If there has been a reason for discomfort about China's presence, it is that its aid has been delivered without consultation with New Zealand and Australia, which have historically and economically played the leading role in Oceania. Often, that aid has not met the needs of small island nations, and has been a potential catalyst for corruption. Obvious examples are the sports stadiums that were built in Samoa and Papua New Guinea. The emphasis should be on addressing poor health, education shortcomings and a lack of opportunities for youth, and the promotion of economic independence.

Here New Zealand's expertise could be useful to China. A closer aid relationship would ensure that programmes were delivered constructively. An ill-directed influx of money can do far more harm to fragile economies than good. Better aid outcomes would enhance China's standing. More importantly, a joint approach would help to defuse the potential for confrontation. This country's burgeoning relationship with Beijing also demands that it continues its dialogue with China, as well as with other influential players.
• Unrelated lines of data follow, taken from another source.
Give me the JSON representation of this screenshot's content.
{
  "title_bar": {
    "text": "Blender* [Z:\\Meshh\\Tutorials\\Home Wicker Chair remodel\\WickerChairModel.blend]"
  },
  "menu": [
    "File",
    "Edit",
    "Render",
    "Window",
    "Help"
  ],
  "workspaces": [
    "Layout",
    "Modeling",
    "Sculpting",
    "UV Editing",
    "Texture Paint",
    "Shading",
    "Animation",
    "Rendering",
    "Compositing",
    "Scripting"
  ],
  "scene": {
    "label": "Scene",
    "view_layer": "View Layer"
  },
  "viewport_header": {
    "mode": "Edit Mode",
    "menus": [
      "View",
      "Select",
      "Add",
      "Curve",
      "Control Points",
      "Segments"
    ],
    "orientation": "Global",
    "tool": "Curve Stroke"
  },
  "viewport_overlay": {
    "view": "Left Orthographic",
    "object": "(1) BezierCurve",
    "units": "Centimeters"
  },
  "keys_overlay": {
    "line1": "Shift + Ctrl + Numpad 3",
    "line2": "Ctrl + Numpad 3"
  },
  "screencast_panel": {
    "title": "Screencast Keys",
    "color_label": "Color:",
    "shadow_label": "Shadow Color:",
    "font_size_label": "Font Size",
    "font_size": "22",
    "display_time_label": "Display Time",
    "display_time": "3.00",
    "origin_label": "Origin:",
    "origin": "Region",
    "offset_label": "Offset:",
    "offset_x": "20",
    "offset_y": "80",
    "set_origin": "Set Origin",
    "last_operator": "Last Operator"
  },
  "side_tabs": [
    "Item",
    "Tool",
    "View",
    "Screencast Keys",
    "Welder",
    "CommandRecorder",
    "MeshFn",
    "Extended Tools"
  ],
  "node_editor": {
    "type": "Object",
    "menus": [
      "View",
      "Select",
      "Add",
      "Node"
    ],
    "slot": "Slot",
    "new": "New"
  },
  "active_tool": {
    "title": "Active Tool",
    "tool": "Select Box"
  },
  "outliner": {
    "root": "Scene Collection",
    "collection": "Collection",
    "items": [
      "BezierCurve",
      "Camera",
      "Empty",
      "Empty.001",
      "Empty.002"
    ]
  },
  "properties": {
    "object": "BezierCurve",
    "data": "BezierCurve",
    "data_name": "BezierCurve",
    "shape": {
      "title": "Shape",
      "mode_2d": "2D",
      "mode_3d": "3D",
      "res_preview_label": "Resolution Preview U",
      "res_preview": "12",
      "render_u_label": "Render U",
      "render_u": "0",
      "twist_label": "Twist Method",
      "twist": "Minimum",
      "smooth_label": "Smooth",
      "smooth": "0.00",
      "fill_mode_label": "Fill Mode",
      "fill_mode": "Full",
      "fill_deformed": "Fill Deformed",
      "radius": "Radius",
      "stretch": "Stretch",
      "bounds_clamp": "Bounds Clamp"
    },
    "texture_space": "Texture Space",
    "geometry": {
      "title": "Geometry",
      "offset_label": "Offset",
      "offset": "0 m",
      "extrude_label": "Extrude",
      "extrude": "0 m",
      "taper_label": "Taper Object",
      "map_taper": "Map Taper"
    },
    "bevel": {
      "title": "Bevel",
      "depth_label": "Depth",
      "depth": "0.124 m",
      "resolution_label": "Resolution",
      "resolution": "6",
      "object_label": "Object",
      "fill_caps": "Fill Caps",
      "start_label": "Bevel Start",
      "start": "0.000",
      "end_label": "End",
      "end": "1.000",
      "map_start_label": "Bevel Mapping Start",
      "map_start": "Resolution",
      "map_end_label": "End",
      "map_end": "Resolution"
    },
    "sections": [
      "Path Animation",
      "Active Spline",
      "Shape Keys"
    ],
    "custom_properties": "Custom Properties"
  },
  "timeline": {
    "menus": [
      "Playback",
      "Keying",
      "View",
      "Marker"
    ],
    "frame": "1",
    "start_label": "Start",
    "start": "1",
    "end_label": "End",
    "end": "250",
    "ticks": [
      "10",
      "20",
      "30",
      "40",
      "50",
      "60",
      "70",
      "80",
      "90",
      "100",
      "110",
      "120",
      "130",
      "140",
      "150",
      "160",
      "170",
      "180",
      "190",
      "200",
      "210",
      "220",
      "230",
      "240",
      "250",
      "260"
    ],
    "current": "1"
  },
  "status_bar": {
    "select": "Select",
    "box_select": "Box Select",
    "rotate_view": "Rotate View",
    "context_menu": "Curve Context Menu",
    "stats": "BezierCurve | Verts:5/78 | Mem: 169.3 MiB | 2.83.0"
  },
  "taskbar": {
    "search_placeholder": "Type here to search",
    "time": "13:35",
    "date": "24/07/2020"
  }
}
The Pacific Islands Forum can be pivotal in engendering a climate of co-operation. The US and China have already held several rounds of talks under the Consultation on the Asia-Pacific umbrella. But the presence of Mrs Clinton in the Cooks underlines the forum's importance as a regional political structure. Meetings outside the often bland official agenda among the so-called dialogue partners and with forum members can be the main stage for advancing development initiatives.

As the Foreign Minister, Murray McCully, has noted, China is doing no more in the Pacific than it is doing elsewhere. Its presence provides a level of engagement and influence designed to secure access to resources on a scale that will meet its future needs. It has been aided in this by America's absence and the West's shunning of the military regime in Fiji. It is now one of the region's three top aid donors.

That should be a major plus for the nations of the Pacific, and particularly those with ailing economies. So far, most have successfully juggled their arrangements with China and the US. They have avoided being cast in one camp or the other. The Pacific Islands Forum can be a key agent in ensuring this continues and that co-operation continues to be the order of the day.